#### Goal of the exercise
Please restate each line of the data that follows word for word, skipping any image.

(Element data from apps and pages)
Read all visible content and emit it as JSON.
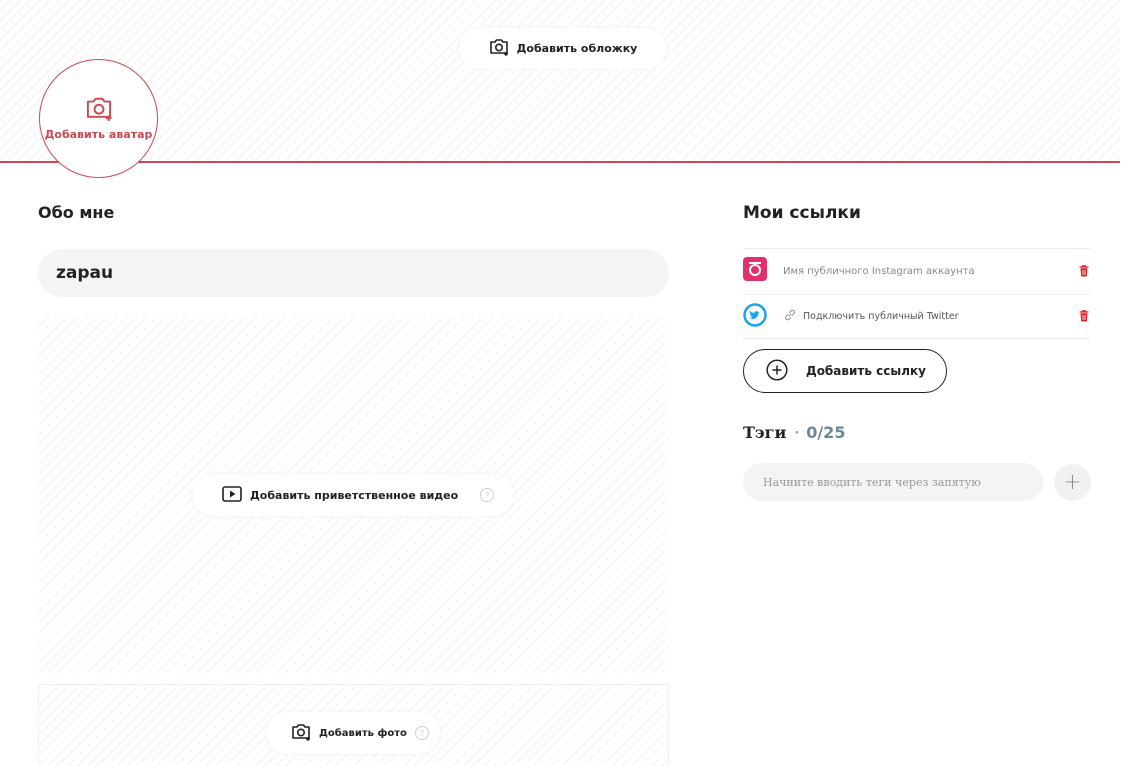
{
  "cover": {
    "add_cover_label": "Добавить обложку",
    "icon": "camera-icon"
  },
  "avatar": {
    "add_avatar_label": "Добавить аватар",
    "icon": "camera-icon"
  },
  "about": {
    "heading": "Обо мне",
    "name_value": "zapau",
    "add_video_label": "Добавить приветственное видео",
    "add_photo_label": "Добавить фото",
    "help_glyph": "?"
  },
  "links": {
    "heading": "Мои ссылки",
    "items": [
      {
        "icon": "instagram-icon",
        "text": "Имя публичного Instagram аккаунта"
      },
      {
        "icon": "twitter-icon",
        "text": "Подключить публичный Twitter"
      }
    ],
    "add_link_label": "Добавить ссылку"
  },
  "tags": {
    "heading": "Тэги",
    "separator": "·",
    "count": "0/25",
    "input_placeholder": "Начните вводить теги через запятую",
    "add_glyph": "+"
  },
  "colors": {
    "accent": "#c94a52",
    "instagram": "#e1306c",
    "twitter": "#1da1f2",
    "tag_count": "#6f8794"
  }
}
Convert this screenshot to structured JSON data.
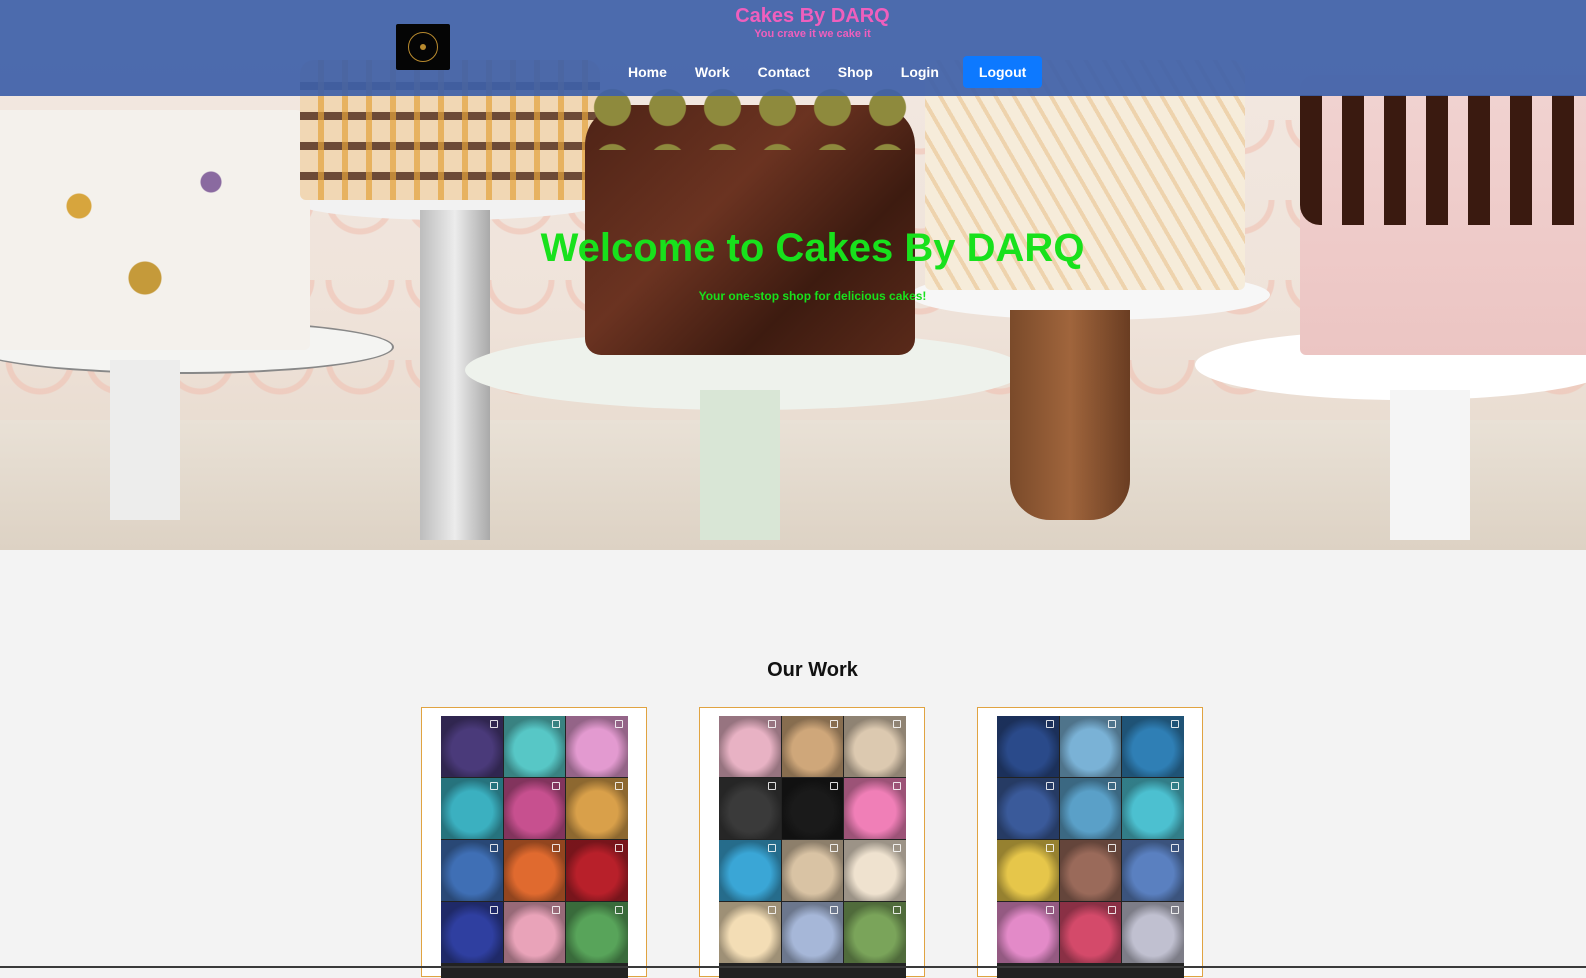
{
  "header": {
    "brand_title": "Cakes By DARQ",
    "brand_tagline": "You crave it we cake it",
    "nav": {
      "home": "Home",
      "work": "Work",
      "contact": "Contact",
      "shop": "Shop",
      "login": "Login",
      "logout": "Logout"
    }
  },
  "hero": {
    "title": "Welcome to Cakes By DARQ",
    "subtitle": "Your one-stop shop for delicious cakes!"
  },
  "work": {
    "title": "Our Work",
    "galleries": [
      {
        "tiles": [
          "#4a3a7a",
          "#57c7c6",
          "#e39ad0",
          "#3bb0c0",
          "#c7508f",
          "#d9a04a",
          "#3f6fb5",
          "#e06a2f",
          "#b8202a",
          "#2f3fa0",
          "#e9a3b9",
          "#58a45a"
        ]
      },
      {
        "tiles": [
          "#e8b2c4",
          "#cfa77a",
          "#dcc9b0",
          "#3a3a3a",
          "#1a1a1a",
          "#f07fb7",
          "#3aa6d6",
          "#d9c3a4",
          "#efe2cf",
          "#f3ddb5",
          "#a6b7d8",
          "#7aa45a"
        ]
      },
      {
        "tiles": [
          "#2a4a8a",
          "#7ab2d6",
          "#2f7fb5",
          "#3a5a9a",
          "#5aa0c8",
          "#4cc0d0",
          "#e6c64a",
          "#9a6a5a",
          "#5a80c0",
          "#e38ac8",
          "#d44a6a",
          "#c0c0d0"
        ]
      }
    ]
  },
  "colors": {
    "nav_bg": "#3e60a8",
    "brand": "#ef5fbd",
    "hero_text": "#18e11c",
    "logout_bg": "#0d79ff",
    "card_border": "#e0a341"
  }
}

#### Exercise output
Read all visible content and emit it as JSON.
{
  "cover": {
    "add_cover_label": "Добавить обложку",
    "icon": "camera-icon"
  },
  "avatar": {
    "add_avatar_label": "Добавить аватар",
    "icon": "camera-icon"
  },
  "about": {
    "heading": "Обо мне",
    "name_value": "zapau",
    "add_video_label": "Добавить приветственное видео",
    "add_photo_label": "Добавить фото",
    "help_glyph": "?"
  },
  "links": {
    "heading": "Мои ссылки",
    "items": [
      {
        "icon": "instagram-icon",
        "text": "Имя публичного Instagram аккаунта"
      },
      {
        "icon": "twitter-icon",
        "text": "Подключить публичный Twitter"
      }
    ],
    "add_link_label": "Добавить ссылку"
  },
  "tags": {
    "heading": "Тэги",
    "separator": "·",
    "count": "0/25",
    "input_placeholder": "Начните вводить теги через запятую",
    "add_glyph": "+"
  },
  "colors": {
    "accent": "#c94a52",
    "instagram": "#e1306c",
    "twitter": "#1da1f2",
    "tag_count": "#6f8794"
  }
}
Convert this screenshot to structured JSON data.
{
  "header": {
    "brand_title": "Cakes By DARQ",
    "brand_tagline": "You crave it we cake it",
    "nav": {
      "home": "Home",
      "work": "Work",
      "contact": "Contact",
      "shop": "Shop",
      "login": "Login",
      "logout": "Logout"
    }
  },
  "hero": {
    "title": "Welcome to Cakes By DARQ",
    "subtitle": "Your one-stop shop for delicious cakes!"
  },
  "work": {
    "title": "Our Work",
    "galleries": [
      {
        "tiles": [
          "#4a3a7a",
          "#57c7c6",
          "#e39ad0",
          "#3bb0c0",
          "#c7508f",
          "#d9a04a",
          "#3f6fb5",
          "#e06a2f",
          "#b8202a",
          "#2f3fa0",
          "#e9a3b9",
          "#58a45a"
        ]
      },
      {
        "tiles": [
          "#e8b2c4",
          "#cfa77a",
          "#dcc9b0",
          "#3a3a3a",
          "#1a1a1a",
          "#f07fb7",
          "#3aa6d6",
          "#d9c3a4",
          "#efe2cf",
          "#f3ddb5",
          "#a6b7d8",
          "#7aa45a"
        ]
      },
      {
        "tiles": [
          "#2a4a8a",
          "#7ab2d6",
          "#2f7fb5",
          "#3a5a9a",
          "#5aa0c8",
          "#4cc0d0",
          "#e6c64a",
          "#9a6a5a",
          "#5a80c0",
          "#e38ac8",
          "#d44a6a",
          "#c0c0d0"
        ]
      }
    ]
  },
  "colors": {
    "nav_bg": "#3e60a8",
    "brand": "#ef5fbd",
    "hero_text": "#18e11c",
    "logout_bg": "#0d79ff",
    "card_border": "#e0a341"
  }
}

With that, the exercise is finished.